Work[edit]

Herbert's research interests include computer networking, operating systems, distributed computing, programming languages and large-scale data driven systems. His most significant research achievements were an operating system for the Cambridge CAP Computer, his contributions to the Cambridge Model Distributed System and the Advanced Networked Systems Architecture.

Advanced Networked Systems Architecture[edit]

The Advanced Networked Systems Architecture (ANSA) was an applied research programme starting in the 1980s as part of the UK Alvey Programme. ANSA aimed to develop a distributed systems software architecture to support applications integration in enterprise-wide systems. The ANSA work included support for interactive multi-media services, object technology for World Wide Web applications, distributed systems management, mobile object systems and security for electronic commerce. ANSA was an early example of what became to be known as 'middleware'.

In the 1990s "ANSAWare" software based on the ANSA architecture was used by many organizations ahead of the widespread availability of commercial, CORBA-based products for distributed computing. Notable successes included the NASA Astrophysics Data System (ADS), a European radio pager system and the online customer service system for a major UK utility. As part of his ANSA work, Herbert played an active role in many standards and consortia for distributed computing including TINA-C, RM-ODP, OSF DCE and OMG CORBA.

Herbert created a Cambridge UK company, called Architecture Projects Management Ltd (APM), to employ the ANSA research team. As ANSA matured APM developed a parallel software consulting business to help companies adopt ANSA ideas and exploit ANSAware, CORBA and Internet technologies.
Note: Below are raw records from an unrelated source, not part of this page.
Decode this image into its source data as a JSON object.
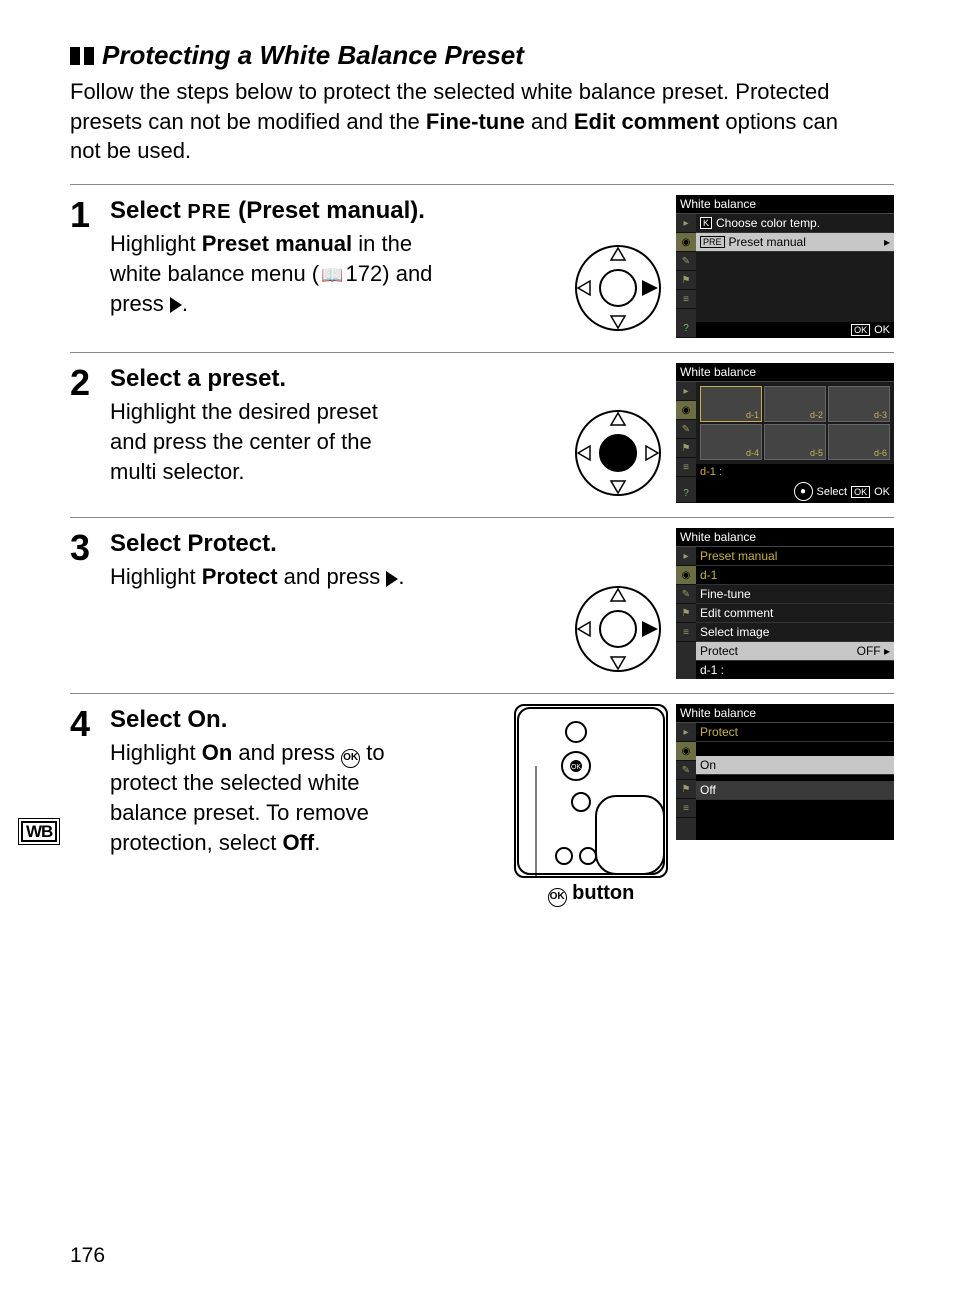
{
  "section_title": "Protecting a White Balance Preset",
  "intro": {
    "t1": "Follow the steps below to protect the selected white balance preset.  Protected presets can not be modified and the ",
    "b1": "Fine-tune",
    "t2": " and ",
    "b2": "Edit comment",
    "t3": " options can not be used."
  },
  "page_number": "176",
  "steps": {
    "s1": {
      "num": "1",
      "head_a": "Select ",
      "head_pre": "PRE",
      "head_b": " (",
      "head_c": "Preset manual",
      "head_d": ").",
      "body_a": "Highlight ",
      "body_b": "Preset manual",
      "body_c": " in the white balance menu (",
      "body_ref": "172",
      "body_d": ") and press ",
      "body_e": "."
    },
    "s2": {
      "num": "2",
      "head": "Select a preset.",
      "body": "Highlight the desired preset and press the center of the multi selector."
    },
    "s3": {
      "num": "3",
      "head_a": "Select ",
      "head_b": "Protect",
      "head_c": ".",
      "body_a": "Highlight ",
      "body_b": "Protect",
      "body_c": " and press ",
      "body_d": "."
    },
    "s4": {
      "num": "4",
      "head_a": "Select ",
      "head_b": "On",
      "head_c": ".",
      "body_a": "Highlight ",
      "body_b": "On",
      "body_c": " and press ",
      "body_d": " to protect the selected white balance preset.  To remove protection, select ",
      "body_e": "Off",
      "body_f": "."
    }
  },
  "ok_label": "OK",
  "cam_caption": " button",
  "screens": {
    "s1": {
      "title": "White balance",
      "row1_icon": "K",
      "row1_text": "Choose color temp.",
      "row2_pre": "PRE",
      "row2_text": "Preset manual",
      "ok_box": "OK",
      "ok_txt": "OK"
    },
    "s2": {
      "title": "White balance",
      "d1": "d-1",
      "d2": "d-2",
      "d3": "d-3",
      "d4": "d-4",
      "d5": "d-5",
      "d6": "d-6",
      "sub": "d-1 :",
      "sel": "Select",
      "ok_box": "OK",
      "ok_txt": "OK"
    },
    "s3": {
      "title": "White balance",
      "l1": "Preset manual",
      "l2": "d-1",
      "l3": "Fine-tune",
      "l4": "Edit comment",
      "l5": "Select image",
      "l6": "Protect",
      "l6v": "OFF",
      "sub": "d-1 :"
    },
    "s4": {
      "title": "White balance",
      "l1": "Protect",
      "on": "On",
      "off": "Off"
    }
  },
  "wb_tab": "WB"
}
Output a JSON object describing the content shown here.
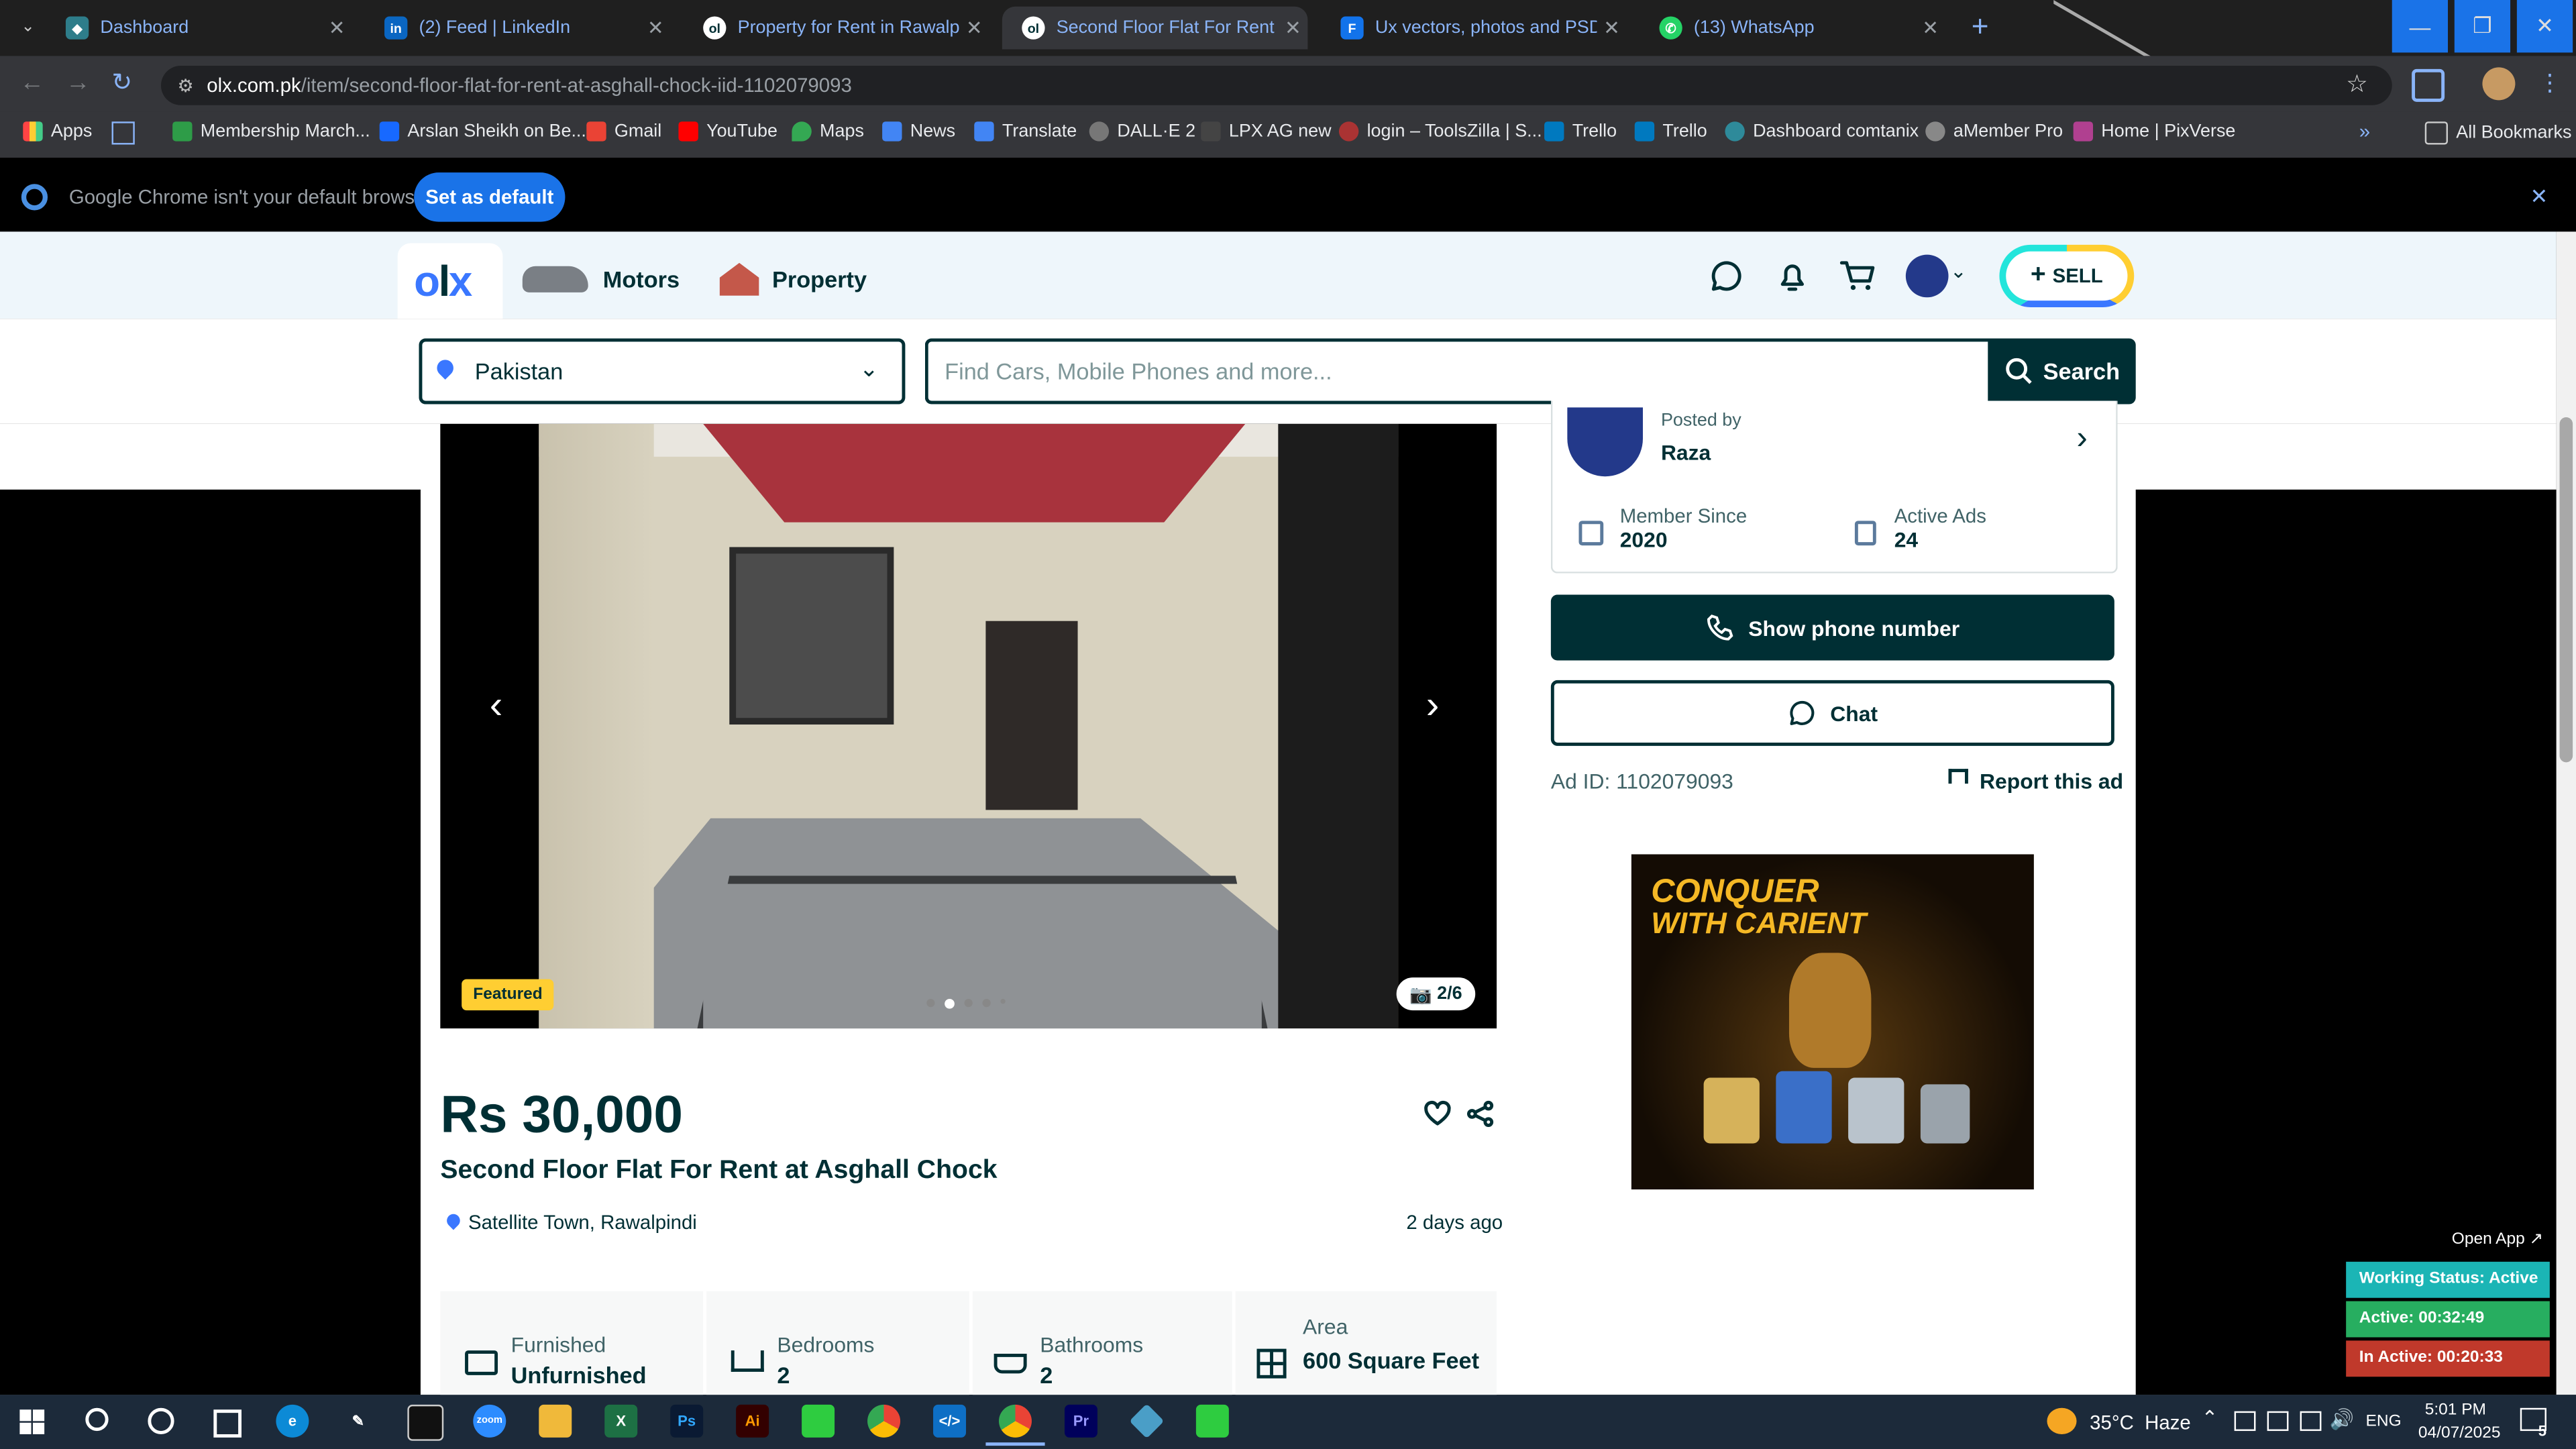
{
  "tabs": [
    {
      "title": "Dashboard"
    },
    {
      "title": "(2) Feed | LinkedIn"
    },
    {
      "title": "Property for Rent in Rawalpindi"
    },
    {
      "title": "Second Floor Flat For Rent at A"
    },
    {
      "title": "Ux vectors, photos and PSD file"
    },
    {
      "title": "(13) WhatsApp"
    }
  ],
  "address": {
    "domain": "olx.com.pk",
    "path": "/item/second-floor-flat-for-rent-at-asghall-chock-iid-1102079093"
  },
  "bookmarks": [
    "Apps",
    "Membership March...",
    "Arslan Sheikh on Be...",
    "Gmail",
    "YouTube",
    "Maps",
    "News",
    "Translate",
    "DALL·E 2",
    "LPX AG new",
    "login – ToolsZilla | S...",
    "Trello",
    "Trello",
    "Dashboard comtanix",
    "aMember Pro",
    "Home | PixVerse"
  ],
  "all_bookmarks": "All Bookmarks",
  "infobar": {
    "message": "Google Chrome isn't your default browser",
    "button": "Set as default"
  },
  "olx": {
    "nav": {
      "motors": "Motors",
      "property": "Property",
      "sell": "SELL"
    },
    "location": "Pakistan",
    "search_placeholder": "Find Cars, Mobile Phones and more...",
    "search_button": "Search"
  },
  "listing": {
    "badge": "Featured",
    "photo_counter": "2/6",
    "price": "Rs 30,000",
    "title": "Second Floor Flat For Rent at Asghall Chock",
    "location": "Satellite Town, Rawalpindi",
    "posted": "2 days ago",
    "attributes": [
      {
        "label": "Furnished",
        "value": "Unfurnished"
      },
      {
        "label": "Bedrooms",
        "value": "2"
      },
      {
        "label": "Bathrooms",
        "value": "2"
      },
      {
        "label": "Area",
        "value": "600 Square Feet"
      }
    ]
  },
  "seller": {
    "posted_by": "Posted by",
    "name": "Raza",
    "member_since_label": "Member Since",
    "member_since": "2020",
    "active_ads_label": "Active Ads",
    "active_ads": "24",
    "show_phone": "Show phone number",
    "chat": "Chat",
    "ad_id": "Ad ID: 1102079093",
    "report": "Report this ad"
  },
  "ad_banner": {
    "line1": "CONQUER",
    "line2": "WITH CARIENT"
  },
  "status_widget": {
    "open_app": "Open App ↗",
    "working": "Working Status: Active",
    "active": "Active: 00:32:49",
    "inactive": "In Active: 00:20:33"
  },
  "taskbar": {
    "weather": "35°C  Haze",
    "lang": "ENG",
    "time": "5:01 PM",
    "date": "04/07/2025",
    "notifications": "5"
  }
}
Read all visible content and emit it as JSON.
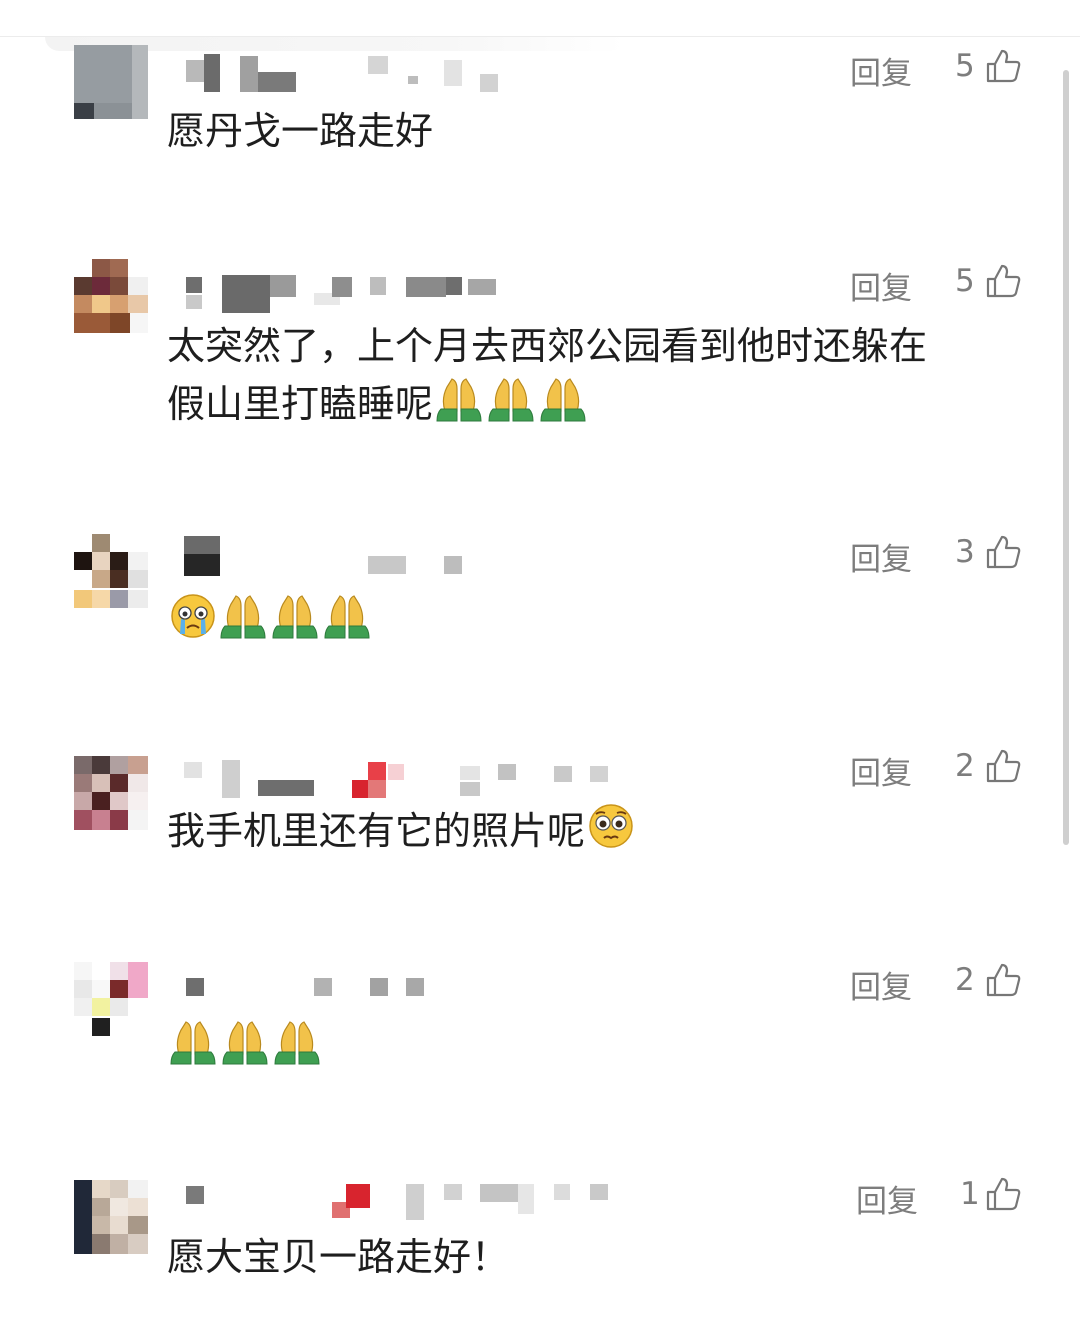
{
  "comments": [
    {
      "text": "愿丹戈一路走好",
      "reply": "回复",
      "likes": "5"
    },
    {
      "text_line1": "太突然了，上个月去西郊公园看到他时还躲在",
      "text_line2": "假山里打瞌睡呢",
      "reply": "回复",
      "likes": "5"
    },
    {
      "reply": "回复",
      "likes": "3"
    },
    {
      "text": "我手机里还有它的照片呢",
      "reply": "回复",
      "likes": "2"
    },
    {
      "reply": "回复",
      "likes": "2"
    },
    {
      "text": "愿大宝贝一路走好！",
      "reply": "回复",
      "likes": "1"
    }
  ],
  "icons": {
    "like": "thumbs-up-icon",
    "pray": "folded-hands-emoji",
    "cry": "crying-face-emoji",
    "pleading": "pleading-face-emoji"
  },
  "colors": {
    "meta": "#7d7d7d",
    "text": "#1e1e1e"
  }
}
A key development during this period was E2S, a smart card-based architecture for end-to-end secure business-to-business transactions. In 1996 APM spun out further business called Digitivity, with offices in Cambridge UK and Palo Alto, California, USA to develop an Internet browser security product. In 1998 APM and Digitivity were acquired by Citrix Systems of Ft Lauderdale, Florida, USA and Herbert took up the position of Director for Advanced Technologies where he remained until joining Microsoft in 2001.

Publications[edit]

Herbert published several books and articles,[2] a selection:

  • 1979. The Cambridge CAP Computer and Its Operating System. With Maurice Wilkes and Roger Needham (ed.)
  • 1984. Cambridge distributed computing system. With Roger Needham
  • 2004. Computer systems : theory, technology, and applications : a tribute to Roger Needham . With Karen Spärck Jones (ed.)

References[edit]

  1. ^ The London Gazette: (Supplement) no. 59282. p. 10. 31 December 2009.
  2. ^ Andrew Herbert List of publications from the DBLP Bibliography Server.